“If Russia does choose to move forward, not only will it come at a strategic cost to Russia, but if China is seen as having supported it, it will come at some costs to China as well in the eyes of the world, in the eyes of Europe, and in the eyes of other countries who are looking on now and sending a clear message that they would prefer to see diplomacy over war,” Sullivan said.

Sullivan commented on the lengthy Sino–Russian statement while speaking to “Fox News Sunday” on Jan. 6.

He pointed out the fact that the word Ukraine is missing from the statement should suggest that “China is not so excited about cheerleading Russia on Ukraine.”

Last week, Sen. Josh Hawley (R-Mo.), in a letter to Secretary of State Antony Blinken, said the Biden administration should reconsider its commitments abroad in the face of increasing threats posed by the Chinese Communist Party (CCP) in the Indo-Pacific.

“The United States has an interest in maintaining Ukraine’s independence, sovereignty, and territorial integrity.

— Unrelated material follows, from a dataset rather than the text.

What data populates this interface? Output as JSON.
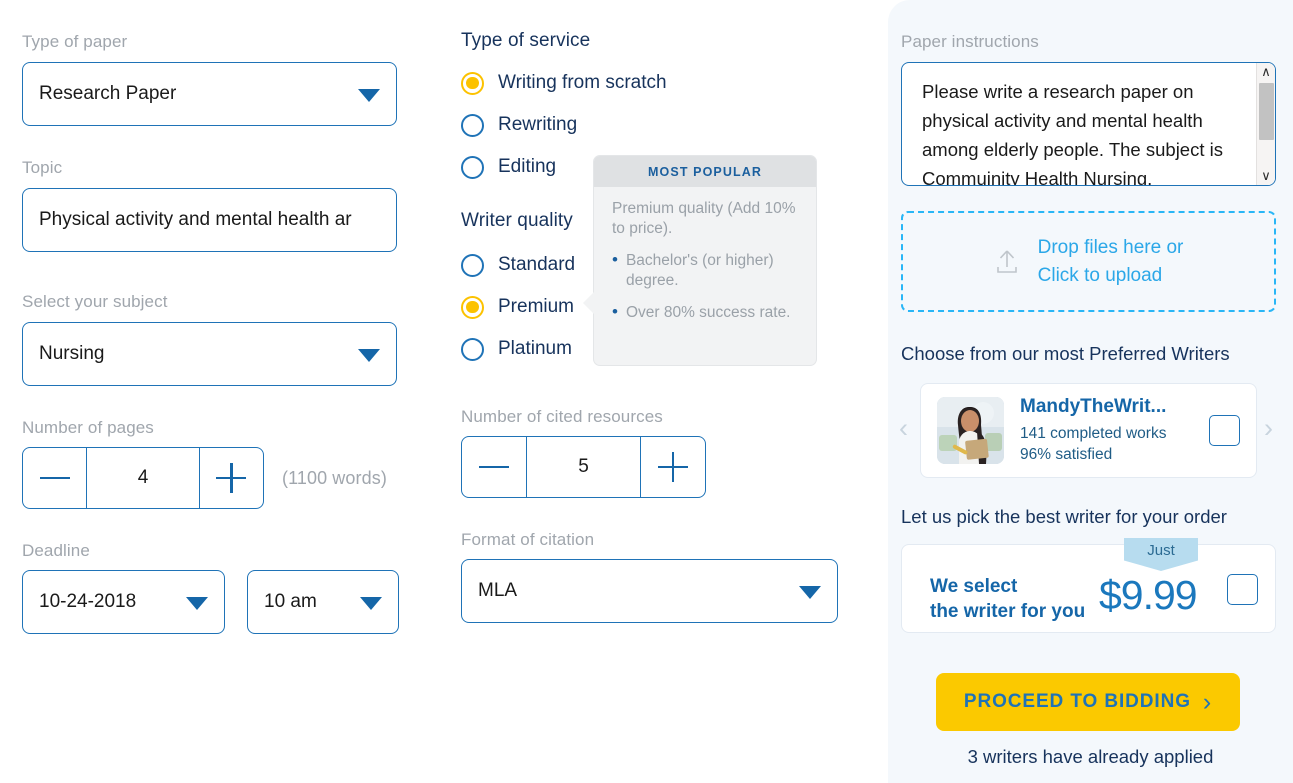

And we should urgently deliver to Ukraine assistance it needs to defend itself against Russia’s military buildup and other threats,” the senator wrote.

“Our interest is not so strong, however, as to justify committing the United States to go to war with Russia over Ukraine’s fate. Rather, we must aid Ukraine in a manner that aligns with the American interests at stake and preserves our ability to deny Chinese hegemony in the Indo-Pacific.

“​​If China succeeds, it could harness that region’s resources to further propel its rise, while restricting U.S. access to many of the world’s most important markets,” he wrote. “We must do less in those secondary theaters in order to prioritize denying China’s hegemonic ambitions in the Indo-Pacific.”

Frank Fang
journalist
Frank Fang is a Taiwan-based journalist. He covers US, China, and Taiwan news. He holds a master's degree in materials science from Tsinghua University in Taiwan.